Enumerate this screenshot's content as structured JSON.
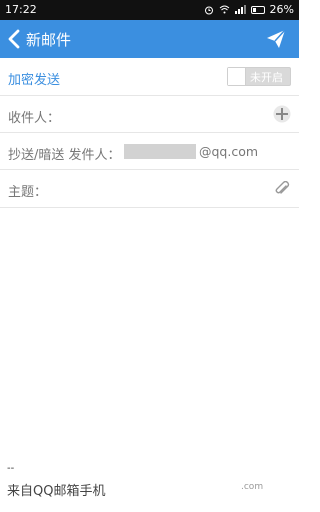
{
  "status_bar": {
    "time": "17:22",
    "battery": "26%",
    "icons": [
      "alarm-icon",
      "wifi-icon",
      "signal-icon",
      "battery-icon"
    ]
  },
  "app_bar": {
    "title": "新邮件",
    "back_icon": "back-chevron-icon",
    "send_icon": "send-paper-plane-icon"
  },
  "encryption": {
    "label": "加密发送",
    "toggle_state": "未开启"
  },
  "fields": {
    "to_label": "收件人：",
    "cc_label": "抄送/暗送 发件人：",
    "sender_suffix": "@qq.com",
    "subject_label": "主题："
  },
  "signature": {
    "separator": "--",
    "partial_line": "来自QQ邮箱手机",
    "partial_tail": ".com"
  },
  "colors": {
    "accent": "#3b8fe0",
    "status_bar": "#111111"
  }
}
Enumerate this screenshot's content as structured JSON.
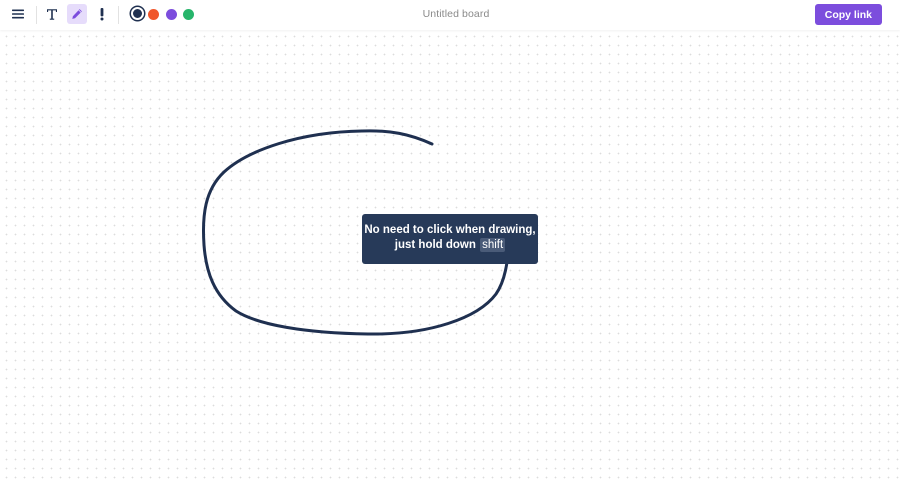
{
  "toolbar": {
    "menu_icon": "hamburger-menu-icon",
    "text_tool_icon": "text-tool-icon",
    "pen_tool_icon": "pen-tool-icon",
    "pen_tool_active": true,
    "exclamation_tool_icon": "exclamation-icon",
    "colors": [
      {
        "name": "navy",
        "hex": "#1f3050",
        "selected": true
      },
      {
        "name": "orange",
        "hex": "#f0562b",
        "selected": false
      },
      {
        "name": "purple",
        "hex": "#7c4ddd",
        "selected": false
      },
      {
        "name": "green",
        "hex": "#27b56b",
        "selected": false
      }
    ]
  },
  "board": {
    "title": "Untitled board"
  },
  "actions": {
    "copy_link_label": "Copy link",
    "accent_color": "#7c4ddd"
  },
  "hint": {
    "line1": "No need to click when drawing,",
    "line2_prefix": "just hold down",
    "key": "shift"
  },
  "drawing": {
    "stroke_color": "#1f3050"
  }
}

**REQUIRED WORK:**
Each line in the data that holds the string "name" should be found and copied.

**OUTPUT FOR THIS EXERCISE:**
        "name": "navy",
        "name": "orange",
        "name": "purple",
        "name": "green",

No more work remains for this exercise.